No. 8 maegashira Hokutofuji improved to 9-0 at the Autumn Grand Sumo Tournament on Monday, with No. 3 Tamawashi also coming out on top in his bout to stay a win back.
No. 4 Takayasu, No. 10 Nishikifuji and No. 14 Chiyoshoma all won to improve to 7-2, while no one from sumo's top four ranks has more than six wins as the crowd witnessed another day of upsets at Tokyo's Ryogoku Kokugikan.
Hokutofuji used his left hand to push the throat of Wakamotoharu (6-3) only to see the No. 6 rank-and-filer hold his ground and make a few steps forward.
But Hokutofuji quickly halted his opponent's attack and resumed charging forward, driving Wakamotoharu to the edge before slamming him down.
Tamawashi (8-1) more than matched a strong opening charge from Meisei (3-6) and pushed the backpedaling No. 2 around before crushing him out at the edge.
Yokozuna Terunofuji (5-4) was handed another loss as the grand champion failed to muster his usual tenacity, as former ozeki Takayasu (7-2) outlasted the yokozuna and pushed him out.
All three ozeki also lost. Takakeisho (6-3) took a step backward in the title race after his opening drive lacked the power to oust komusubi Kiribayama (6-3).
Kiribayama grabbed the front side of Takakeisho's belt with both hands to go on the offensive, the ozeki lost his footing, and fell backward in a crush-out defeat.
Shodai (1-8) lost his eighth straight bout to ensure a losing record at the 15-day tournament, failing to exploit his height and weight advantage against stocky but creative No. 3 Ura (6-3), who pulled him down.
The ozeki will need eight wins to keep his rank in November in Fukuoka, while demotion-threatened Mitakeumi (3-6), who needs eight wins here, could fall from the ozeki ranks at this tourney after showing little grit in a one-sided thrust-out defeat against sekiwake Daieisho (3-6).

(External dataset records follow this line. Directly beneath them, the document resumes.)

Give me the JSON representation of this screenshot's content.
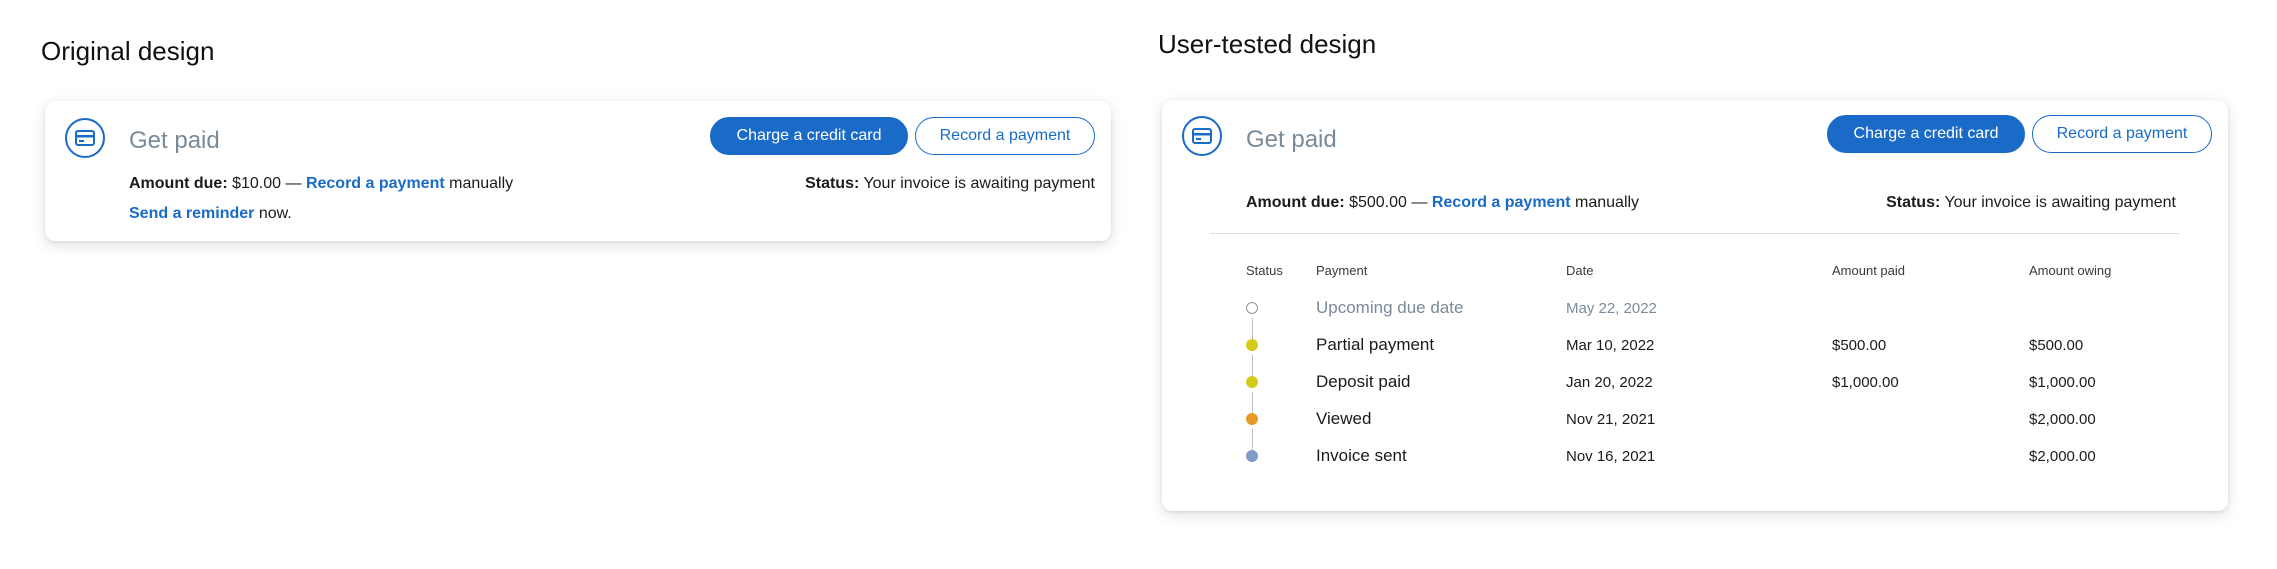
{
  "headings": {
    "original": "Original design",
    "tested": "User-tested design"
  },
  "card1": {
    "title": "Get paid",
    "charge_label": "Charge a credit card",
    "record_label": "Record a payment",
    "amount_due_label": "Amount due:",
    "amount_due_value": "$10.00 —",
    "record_link": "Record a payment",
    "manually": "manually",
    "status_label": "Status:",
    "status_text": "Your invoice is awaiting payment",
    "reminder_link": "Send a reminder",
    "reminder_suffix": "now."
  },
  "card2": {
    "title": "Get paid",
    "charge_label": "Charge a credit card",
    "record_label": "Record a payment",
    "amount_due_label": "Amount due:",
    "amount_due_value": "$500.00 —",
    "record_link": "Record a payment",
    "manually": "manually",
    "status_label": "Status:",
    "status_text": "Your invoice is awaiting payment",
    "table": {
      "headers": [
        "Status",
        "Payment",
        "Date",
        "Amount paid",
        "Amount owing"
      ],
      "rows": [
        {
          "status_color": "#ffffff",
          "payment": "Upcoming due date",
          "date": "May 22, 2022",
          "paid": "",
          "owing": ""
        },
        {
          "status_color": "#d4cc1a",
          "payment": "Partial payment",
          "date": "Mar 10, 2022",
          "paid": "$500.00",
          "owing": "$500.00"
        },
        {
          "status_color": "#d4cc1a",
          "payment": "Deposit paid",
          "date": "Jan 20, 2022",
          "paid": "$1,000.00",
          "owing": "$1,000.00"
        },
        {
          "status_color": "#e79a2a",
          "payment": "Viewed",
          "date": "Nov 21, 2021",
          "paid": "",
          "owing": "$2,000.00"
        },
        {
          "status_color": "#7f9cc9",
          "payment": "Invoice sent",
          "date": "Nov 16, 2021",
          "paid": "",
          "owing": "$2,000.00"
        }
      ]
    }
  },
  "icons": {
    "card_icon": "credit-card-icon"
  },
  "colors": {
    "accent": "#1a6bc7",
    "muted_title": "#7a8a99",
    "yellow": "#d4cc1a",
    "orange": "#e79a2a",
    "blue_grey": "#7f9cc9"
  }
}
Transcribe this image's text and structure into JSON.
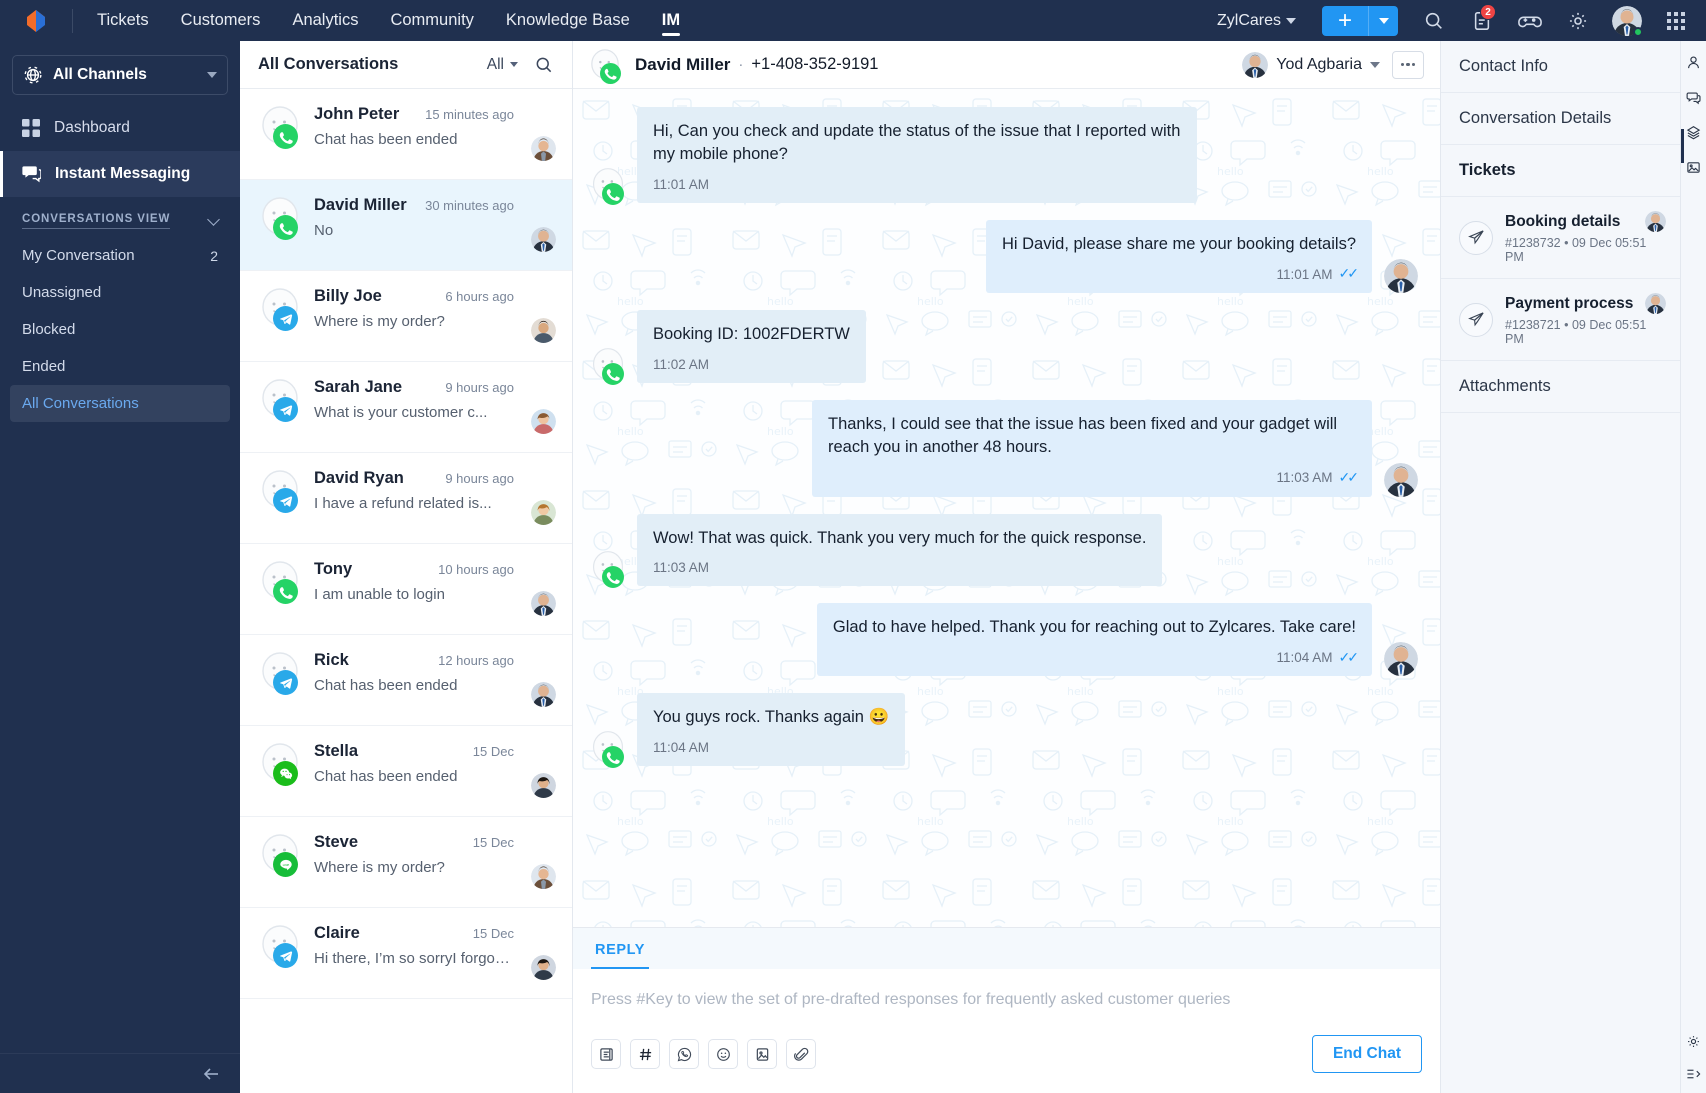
{
  "topbar": {
    "nav": [
      {
        "label": "Tickets",
        "active": false
      },
      {
        "label": "Customers",
        "active": false
      },
      {
        "label": "Analytics",
        "active": false
      },
      {
        "label": "Community",
        "active": false
      },
      {
        "label": "Knowledge Base",
        "active": false
      },
      {
        "label": "IM",
        "active": true
      }
    ],
    "org": "ZylCares",
    "add_label": "+",
    "icons": [
      "search-icon",
      "notes-icon",
      "gamification-icon",
      "gear-icon"
    ],
    "notes_badge": "2",
    "colors": {
      "bar": "#20304f",
      "accent": "#2196f3",
      "badge": "#ef4444"
    }
  },
  "sidebar": {
    "channel_selector": "All Channels",
    "items": [
      {
        "label": "Dashboard",
        "icon": "dashboard-icon",
        "active": false
      },
      {
        "label": "Instant Messaging",
        "icon": "chat-bubbles-icon",
        "active": true
      }
    ],
    "section_title": "CONVERSATIONS VIEW",
    "views": [
      {
        "label": "My Conversation",
        "count": "2",
        "selected": false
      },
      {
        "label": "Unassigned",
        "count": "",
        "selected": false
      },
      {
        "label": "Blocked",
        "count": "",
        "selected": false
      },
      {
        "label": "Ended",
        "count": "",
        "selected": false
      },
      {
        "label": "All Conversations",
        "count": "",
        "selected": true
      }
    ]
  },
  "conversation_list": {
    "title": "All Conversations",
    "filter": "All",
    "items": [
      {
        "name": "John Peter",
        "time": "15 minutes ago",
        "preview": "Chat has been ended",
        "channel": "whatsapp",
        "avatar": "male-1",
        "active": false
      },
      {
        "name": "David Miller",
        "time": "30 minutes ago",
        "preview": "No",
        "channel": "whatsapp",
        "avatar": "male-2",
        "active": true
      },
      {
        "name": "Billy Joe",
        "time": "6 hours ago",
        "preview": "Where is my order?",
        "channel": "telegram",
        "avatar": "male-3",
        "active": false
      },
      {
        "name": "Sarah Jane",
        "time": "9 hours ago",
        "preview": "What is your customer c...",
        "channel": "telegram",
        "avatar": "female-1",
        "active": false
      },
      {
        "name": "David Ryan",
        "time": "9 hours ago",
        "preview": "I have a refund related is...",
        "channel": "telegram",
        "avatar": "female-2",
        "active": false
      },
      {
        "name": "Tony",
        "time": "10 hours ago",
        "preview": "I am unable to login",
        "channel": "whatsapp",
        "avatar": "male-2",
        "active": false
      },
      {
        "name": "Rick",
        "time": "12 hours ago",
        "preview": "Chat has been ended",
        "channel": "telegram",
        "avatar": "male-2",
        "active": false
      },
      {
        "name": "Stella",
        "time": "15 Dec",
        "preview": "Chat has been ended",
        "channel": "wechat",
        "avatar": "female-3",
        "active": false
      },
      {
        "name": "Steve",
        "time": "15 Dec",
        "preview": "Where is my order?",
        "channel": "line",
        "avatar": "male-1",
        "active": false
      },
      {
        "name": "Claire",
        "time": "15 Dec",
        "preview": "Hi there, I’m so sorryI forgot ...",
        "channel": "telegram",
        "avatar": "female-3",
        "active": false
      }
    ]
  },
  "chat": {
    "contact_name": "David Miller",
    "separator": "·",
    "phone": "+1-408-352-9191",
    "channel": "whatsapp",
    "assignee": "Yod Agbaria",
    "messages": [
      {
        "dir": "in",
        "text": "Hi, Can you check and update the status of the issue that I reported with my mobile phone?",
        "time": "11:01 AM",
        "read": false
      },
      {
        "dir": "out",
        "text": "Hi David, please share me your booking details?",
        "time": "11:01 AM",
        "read": true
      },
      {
        "dir": "in",
        "text": "Booking ID: 1002FDERTW",
        "time": "11:02 AM",
        "read": false
      },
      {
        "dir": "out",
        "text": "Thanks, I could see that the issue has been fixed and your gadget will reach you in another 48 hours.",
        "time": "11:03 AM",
        "read": true
      },
      {
        "dir": "in",
        "text": "Wow! That was quick. Thank you very much for the quick response.",
        "time": "11:03 AM",
        "read": false
      },
      {
        "dir": "out",
        "text": "Glad to have helped. Thank you for reaching out to Zylcares. Take care!",
        "time": "11:04 AM",
        "read": true
      },
      {
        "dir": "in",
        "text": "You guys rock. Thanks again 😀",
        "time": "11:04 AM",
        "read": false
      }
    ]
  },
  "reply": {
    "tab": "REPLY",
    "placeholder": "Press #Key to view the set of pre-drafted responses for frequently asked customer queries",
    "tools": [
      "canned-response-icon",
      "hash-icon",
      "whatsapp-icon",
      "emoji-icon",
      "image-icon",
      "attachment-icon"
    ],
    "end_chat": "End Chat"
  },
  "right_panel": {
    "contact_info": "Contact Info",
    "conversation_details": "Conversation Details",
    "tickets_header": "Tickets",
    "tickets": [
      {
        "title": "Booking details",
        "id": "#1238732",
        "dot": "•",
        "date": "09 Dec 05:51 PM"
      },
      {
        "title": "Payment process",
        "id": "#1238721",
        "dot": "•",
        "date": "09 Dec 05:51 PM"
      }
    ],
    "attachments": "Attachments"
  },
  "right_rail": {
    "icons": [
      "contact-person-icon",
      "conversation-icon",
      "tickets-icon",
      "attachments-icon"
    ],
    "bottom_icons": [
      "gear-icon",
      "list-collapse-icon"
    ]
  }
}
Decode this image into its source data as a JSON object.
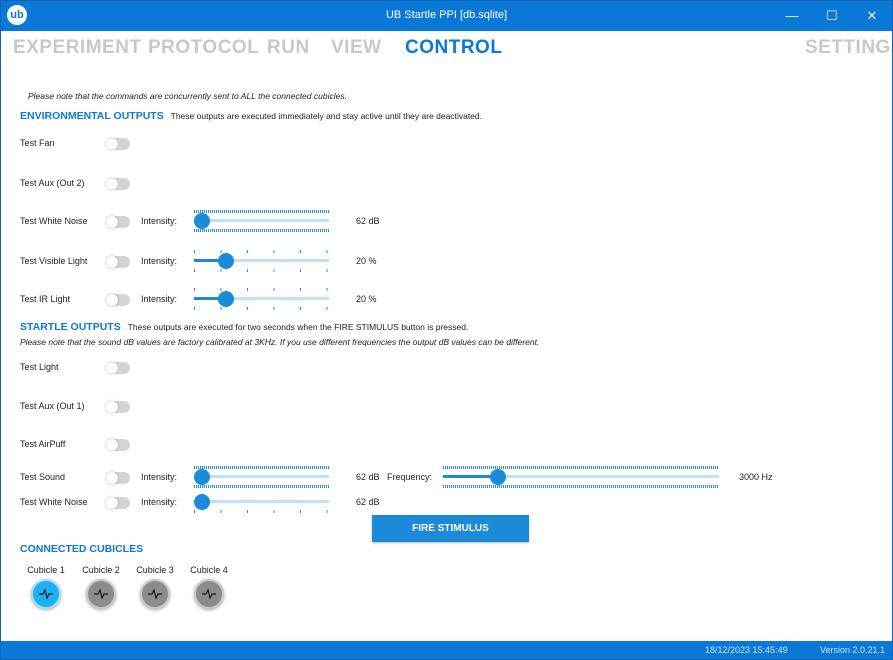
{
  "window": {
    "title": "UB Startle PPI [db.sqlite]",
    "logo": "ub-logo-icon",
    "minimize": "—",
    "maximize": "☐",
    "close": "✕"
  },
  "nav": {
    "experiment": "EXPERIMENT",
    "protocol": "PROTOCOL",
    "run": "RUN",
    "view": "VIEW",
    "control": "CONTROL",
    "settings": "SETTINGS",
    "active": "CONTROL"
  },
  "note": "Please note that the commands are concurrently sent to ALL the connected cubicles.",
  "environmental": {
    "title": "ENVIRONMENTAL OUTPUTS",
    "desc": "These outputs are executed immediately and stay active until they are deactivated.",
    "fan": {
      "label": "Test Fan",
      "on": false
    },
    "aux2": {
      "label": "Test Aux (Out 2)",
      "on": false
    },
    "white_noise": {
      "label": "Test White Noise",
      "on": false,
      "intensity_label": "Intensity:",
      "value": "62 dB",
      "level": 0.0
    },
    "visible_light": {
      "label": "Test Visible Light",
      "on": false,
      "intensity_label": "Intensity:",
      "value": "20 %",
      "level": 0.2
    },
    "ir_light": {
      "label": "Test IR Light",
      "on": false,
      "intensity_label": "Intensity:",
      "value": "20 %",
      "level": 0.2
    }
  },
  "startle": {
    "title": "STARTLE OUTPUTS",
    "desc": "These outputs are executed for two seconds when the FIRE STIMULUS button is pressed.",
    "note": "Please note that the sound dB values are factory calibrated at 3KHz. If you use different frequencies the output dB values can be different.",
    "light": {
      "label": "Test Light",
      "on": false
    },
    "aux1": {
      "label": "Test Aux (Out 1)",
      "on": false
    },
    "airpuff": {
      "label": "Test AirPuff",
      "on": false
    },
    "sound": {
      "label": "Test Sound",
      "on": false,
      "intensity_label": "Intensity:",
      "value": "62 dB",
      "level": 0.0,
      "frequency_label": "Frequency:",
      "frequency_value": "3000 Hz",
      "frequency_level": 0.18
    },
    "white_noise": {
      "label": "Test White Noise",
      "on": false,
      "intensity_label": "Intensity:",
      "value": "62 dB",
      "level": 0.0
    },
    "fire_button": "FIRE STIMULUS"
  },
  "cubicles": {
    "title": "CONNECTED CUBICLES",
    "items": [
      {
        "label": "Cubicle 1",
        "active": true
      },
      {
        "label": "Cubicle 2",
        "active": false
      },
      {
        "label": "Cubicle 3",
        "active": false
      },
      {
        "label": "Cubicle 4",
        "active": false
      }
    ]
  },
  "status": {
    "datetime": "18/12/2023 15:45:49",
    "version": "Version 2.0.21.1"
  },
  "colors": {
    "accent": "#0a78d7",
    "slider": "#1a8ad9",
    "active_cubicle": "#1fb0f4",
    "inactive_cubicle": "#8c8c8c"
  }
}
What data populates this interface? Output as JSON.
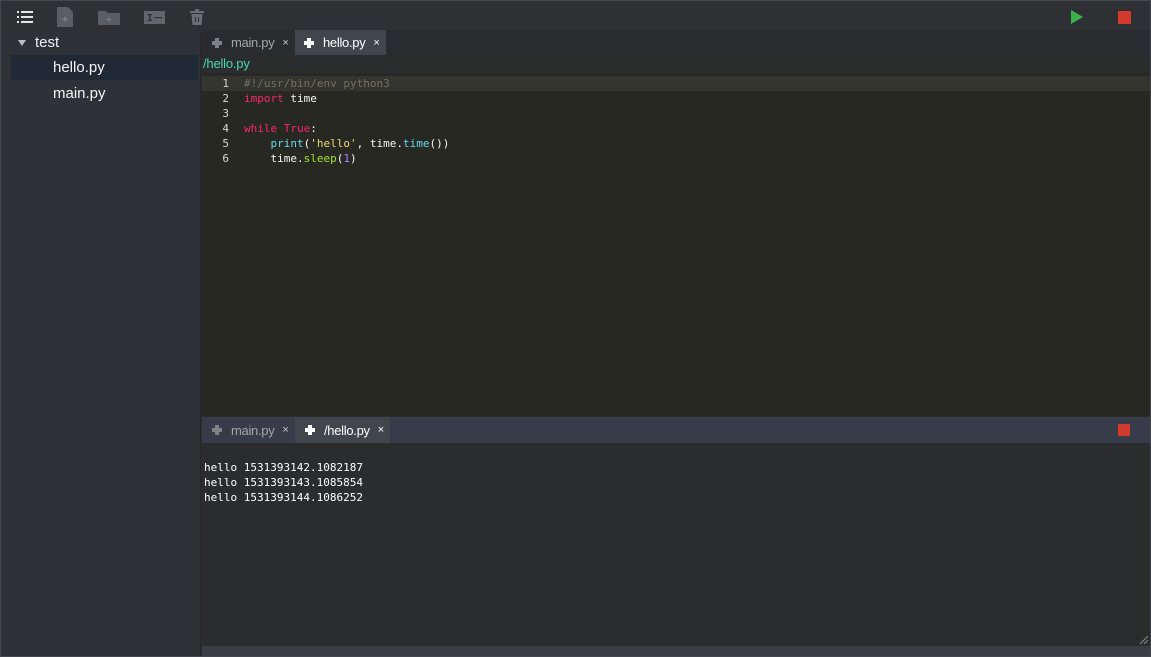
{
  "toolbar": {
    "buttons": [
      "list-icon",
      "new-file-icon",
      "new-folder-icon",
      "rename-icon",
      "delete-icon"
    ],
    "run_icon": "play-icon",
    "stop_icon": "stop-icon",
    "colors": {
      "run": "#3cb34a",
      "stop": "#d23a2e"
    }
  },
  "sidebar": {
    "root": {
      "label": "test",
      "icon": "caret-down-icon"
    },
    "files": [
      {
        "label": "hello.py",
        "active": true
      },
      {
        "label": "main.py",
        "active": false
      }
    ]
  },
  "editor_tabs": [
    {
      "label": "main.py",
      "close": "×",
      "active": false
    },
    {
      "label": "hello.py",
      "close": "×",
      "active": true
    }
  ],
  "editor": {
    "path": "/hello.py",
    "line_numbers": [
      "1",
      "2",
      "3",
      "4",
      "5",
      "6"
    ],
    "lines": [
      [
        {
          "t": "#!/usr/bin/env python3",
          "c": "comment"
        }
      ],
      [
        {
          "t": "import",
          "c": "kw"
        },
        {
          "t": " time",
          "c": "plain"
        }
      ],
      [],
      [
        {
          "t": "while",
          "c": "kw"
        },
        {
          "t": " ",
          "c": "plain"
        },
        {
          "t": "True",
          "c": "kw"
        },
        {
          "t": ":",
          "c": "plain"
        }
      ],
      [
        {
          "t": "    ",
          "c": "plain"
        },
        {
          "t": "print",
          "c": "fn"
        },
        {
          "t": "(",
          "c": "plain"
        },
        {
          "t": "'hello'",
          "c": "str"
        },
        {
          "t": ", time.",
          "c": "plain"
        },
        {
          "t": "time",
          "c": "fn"
        },
        {
          "t": "())",
          "c": "plain"
        }
      ],
      [
        {
          "t": "    time.",
          "c": "plain"
        },
        {
          "t": "sleep",
          "c": "method"
        },
        {
          "t": "(",
          "c": "plain"
        },
        {
          "t": "1",
          "c": "const"
        },
        {
          "t": ")",
          "c": "plain"
        }
      ]
    ]
  },
  "terminal_tabs": [
    {
      "label": "main.py",
      "close": "×",
      "active": false
    },
    {
      "label": "/hello.py",
      "close": "×",
      "active": true
    }
  ],
  "terminal": {
    "lines": [
      "hello 1531393142.1082187",
      "hello 1531393143.1085854",
      "hello 1531393144.1086252"
    ]
  }
}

Wakatakakage (6-3) won his sixth straight bout as the sekiwake kept No. 4 Nishikigi (4-5) off his belt en route to a solid force-out win.
Sekiwake Hoshoryu (4-5) quickly reeled off a right underarm throw but was upended instead when No. 5 Sadanoumi (5-4) countered with a left overarm throw.
Giant komusubi Ichinojo (3-6) scraped past diminutive No. 1 Midorifuji (4-5), July's Nagoya meet champion grabbing overarm belt holds with both hands following a long standstill to secure a force-out win.